Care Providers of Minnesota Inc. (CPM) offers free membership in their association to students who are enrolled in recognized academic programs upon application signed by an instructor in the program. That entitles you to receive their weekly newsletter which lists openings advertised by their member long term care facilities. Once you graduate you can continue as a personal member for a cost of $200 per year, which entitles you to continue to receive the weekly newsletter and to provide CPM your resume for referral to their facilities on request. Call (952) 854-2844 for further information. Web site: http://careproviders.org
LeadingAge Minnesota offers a student membership program free of charge to persons who are current, full-time students in a senior housing or Long Term Care licensure program at an accredited post-secondary institution. To be eligible you must be either a junior or senior in such a program or a student intern at an MHHA-member facility (not available to licensure candidates who are also full-time employees of a long-term care or housing facility). Benefits include a complimentary subscription to the weekly association newsletter, Monday Mailing, which contains information on job openings; a free directory of member facilities; reduced tuition for educational programs sponsored by the association; a resume referral service; invitation to attend district meetings; and, following the end of the student membership benefit period (six months after graduation date), the opportunity to subscribe to Monday Mailing at the individual job-seekers rate ($30 per three months). For further information contact Aging Services of Minnesota at (651) 645-4545. Web site: www.agingservicesmn.org/
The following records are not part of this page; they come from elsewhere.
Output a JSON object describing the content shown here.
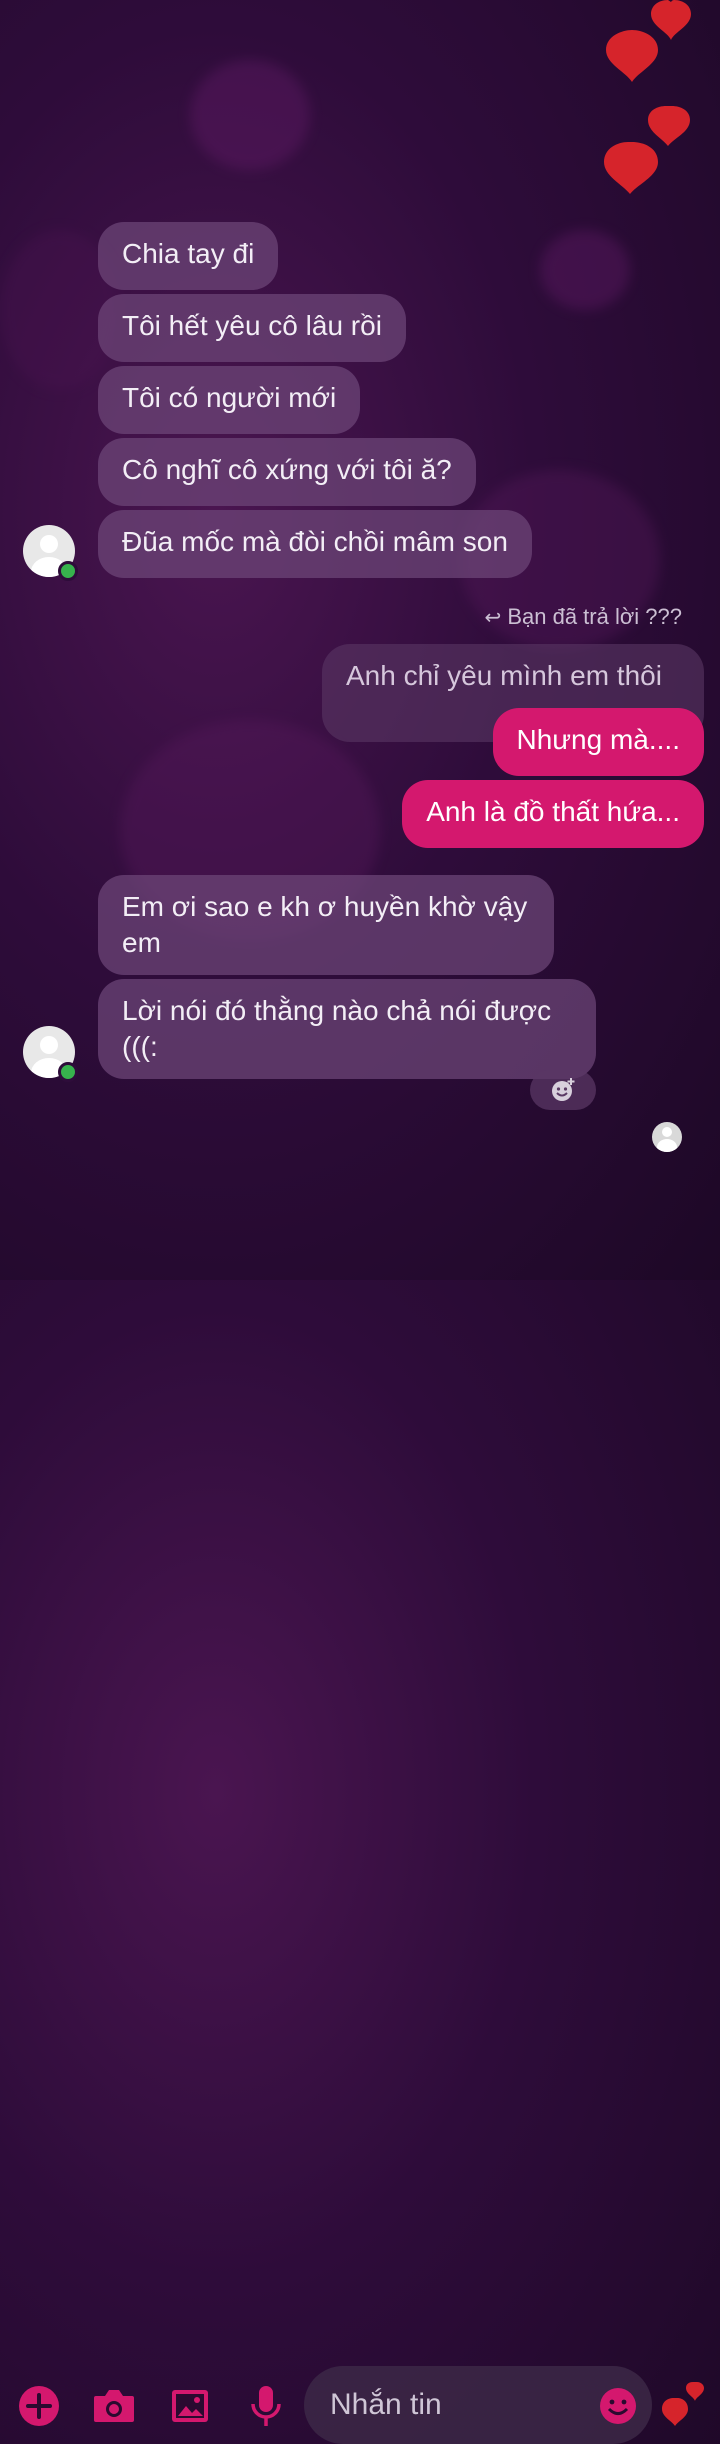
{
  "messages_received_1": [
    {
      "text": "Chia tay đi"
    },
    {
      "text": "Tôi hết yêu cô lâu rồi"
    },
    {
      "text": "Tôi có người mới"
    },
    {
      "text": "Cô nghĩ cô xứng với tôi ă?"
    },
    {
      "text": "Đũa mốc mà đòi chồi mâm son"
    }
  ],
  "reply_note": "Bạn đã trả lời ???",
  "replied_message": "Anh chỉ yêu mình em thôi",
  "messages_sent": [
    {
      "text": "Nhưng mà...."
    },
    {
      "text": "Anh là đồ thất hứa..."
    }
  ],
  "messages_received_2": [
    {
      "text": "Em ơi sao e kh ơ huyền khờ vậy\nem"
    },
    {
      "text": "Lời nói đó thằng nào chả nói được\n(((:"
    }
  ],
  "composer": {
    "placeholder": "Nhắn tin"
  },
  "icons": {
    "add": "plus-icon",
    "camera": "camera-icon",
    "gallery": "image-icon",
    "voice": "microphone-icon",
    "emoji": "emoji-icon",
    "like": "heart-icon"
  },
  "colors": {
    "accent": "#d4186e",
    "bubble_in": "#6e4678",
    "background": "#2e0c3a"
  }
}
BELTSS itself maintains a file with contact information of licensees who are looking for employment (either on a permanent or interim basis) that staff refers to facilities and management companies on request. Management companies for large groups of nursing and senior housing facilities are often looking for staff to join their organizations. Develop an appropriate cover letter expressing your interest in their organization and send them a copy of your resume. Also check out the trade publications in the long term care field. They usually have sections listing employment opportunities in each issue.
What is expected of me as a Licensee?
BELTSS requires annual licensure renewal. All licenses are issued through June 30 of each year and must be renewed by July 1. In May of each year, the board will send you notification for renewal by email. Each year, you are required to inform the board of the continuing education credits you have completed during the preceding year (the CE “year” runs from May 1 – April 30). Each licensee is required to complete 20 credits every year. The number of credits required in your first year of licensure is prorated, depending upon how long you are licensed during that year. The board reviews and approves continuing education workshops for sponsoring organizations and posts notice of approved workshops and seminars.
Once licensed, you will have a number of professional obligations, like keeping the board informed of your mailing address and phone number, practicing in accord with statutes and board standards, renewing on time, etc. Please visit the "Licensee Responsibilities" section of the board website for further details.
Best of luck as you pursue that goal. Call the board office whenever you have questions. Staff will be happy to help.